Why is this important?

There are currently 24 million marijuana users in the US. Today, approximately 7,000 children or teens will smoke marijuana for the first time. And 7,000 tomorrow, and the next day, and the next day…. Yet, the acute and chronic effects of the 120 plus cannabinoids and other constituents present in marijuana are mostly unknown.

When a person smokes marijuana- THC, the known psychoactive cannabinoid is pumped  from the lungs, into the heart, reaching the brain within minutes. The body absorbs THC more slowly when it is eaten, delaying the onset of action for at least an hour and prolonging the duration of the effect. Users who are naive to the slower onset of edibles may consume 2 or 3 times the initial dose, erroneously believing that the initial dose was insufficient to get them high.

This is common cause of visits to the local hospital’s emergency department. Moreover, competition for market share of this multibillion- dollar business has driven up the potency of the marijuana products, with little regard for safety. In order to increase the percentage of THC in retail products, the manufacturers make room by eliminating most of the cannabidiol (CBD) which has been shown to have positive, neuro-protective effects. In short, THC degrades neuronal connections and circuitry while CBD is protective.

Our list of child neglect deaths involving caregivers using marijuana includes 17 children who drowned and 13 who died in hot cars.

Legalization has produced intense market competition, which, in turn, has produced dangerously potent products. Since legalization in Colorado, admission to poison control centers and pediatric emergency departments have experienced a 300-to-400 percent increase due to marijuana toxicity and overdose. In addition, dozens of babies and toddlers have died because their parent or caregiver was so stoned that they left a small child unattended in a bathtub, or near a pool, or strapped in an overheating car and was literally baked alive because the adult just “lost track of time.”

Altered life trajectory

Numerous prospective and longitudinal studies reveal that teens who smoke marijuana grossly under achieve in life. One such longitudinal study (10 years) showed that teens who used marijuana at least twice per week are 5 times more likely to drop out of high school, 3 times more likely to be incarcerated or unemployed, earn significantly less money as adults, and have multiple failed significant relationships. Additionally, teens who smoke marijuana are 2.6 times more likely to become addicted to opioids.

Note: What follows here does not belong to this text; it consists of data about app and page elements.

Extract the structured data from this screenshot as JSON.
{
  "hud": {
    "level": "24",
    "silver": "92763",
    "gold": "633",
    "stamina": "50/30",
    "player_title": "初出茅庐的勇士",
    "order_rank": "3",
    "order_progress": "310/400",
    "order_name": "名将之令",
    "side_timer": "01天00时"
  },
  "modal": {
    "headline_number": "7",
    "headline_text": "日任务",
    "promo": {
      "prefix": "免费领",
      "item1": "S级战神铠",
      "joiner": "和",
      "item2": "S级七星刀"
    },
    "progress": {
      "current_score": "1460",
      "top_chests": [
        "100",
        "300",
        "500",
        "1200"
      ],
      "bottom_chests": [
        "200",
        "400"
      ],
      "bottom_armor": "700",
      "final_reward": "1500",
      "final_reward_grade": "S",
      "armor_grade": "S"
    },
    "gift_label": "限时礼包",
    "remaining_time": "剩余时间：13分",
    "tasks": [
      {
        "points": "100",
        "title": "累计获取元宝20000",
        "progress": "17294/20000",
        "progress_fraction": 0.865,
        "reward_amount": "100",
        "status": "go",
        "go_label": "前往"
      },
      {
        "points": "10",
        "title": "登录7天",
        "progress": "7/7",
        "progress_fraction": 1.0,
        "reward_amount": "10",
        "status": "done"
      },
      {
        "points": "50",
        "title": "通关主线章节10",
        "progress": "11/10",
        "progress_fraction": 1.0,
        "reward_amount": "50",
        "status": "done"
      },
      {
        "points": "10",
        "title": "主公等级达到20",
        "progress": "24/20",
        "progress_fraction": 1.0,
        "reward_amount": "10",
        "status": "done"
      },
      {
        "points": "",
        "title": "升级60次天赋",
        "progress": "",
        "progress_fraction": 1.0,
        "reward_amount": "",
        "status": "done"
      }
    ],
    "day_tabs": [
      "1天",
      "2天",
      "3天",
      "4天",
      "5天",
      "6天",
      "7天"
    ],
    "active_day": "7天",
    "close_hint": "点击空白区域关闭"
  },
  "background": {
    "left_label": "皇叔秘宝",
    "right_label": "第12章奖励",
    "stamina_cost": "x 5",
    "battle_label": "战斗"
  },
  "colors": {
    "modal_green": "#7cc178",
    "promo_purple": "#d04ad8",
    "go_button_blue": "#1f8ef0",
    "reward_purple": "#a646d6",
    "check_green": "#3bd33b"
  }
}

Clearly the consequences of marijuana use, via legalization, has fallen most heavily on the very least of us, e.g., the unborn, infants, small children, and the poor, while making many politicians wealthy and elitist billionaires even more wealthy.

Stoned babies, brain damaged and psychotic teens, underachievement, incarceration, unemployment, depression, suicidality, infant death by neglect…Is it worth it?

Apparently so, as too many ignorant, apathetic users and greedy and powerful politicians and financiers are willing to trade the lives and the future of millions of children, so that marijuana users have the legal right to get stoned and impaired whenever they want, and without consequence. This must change, less we become a nation of underachieving, sick and unproductive people.

References Provided Upon Request

Dr. Drew Edwards is a Clinical Consultant for Lakeview Health in Florida and a behavioral medicine researcher, author, clinician, trainer and consultant. Formerly Dr Drew was Assistant Professor in the Department of Psychiatry and Health Behavior and at the Medical College of Georgia, as well as the director for the Department of Psychiatry. Previously, Dr. Edwards was the Associate Director of Psychiatry at the University of Florida, College of Medicine.

We took this article from The Sober World, published April 1, 2019. Other articles on pregnancy and breastfeeding are here.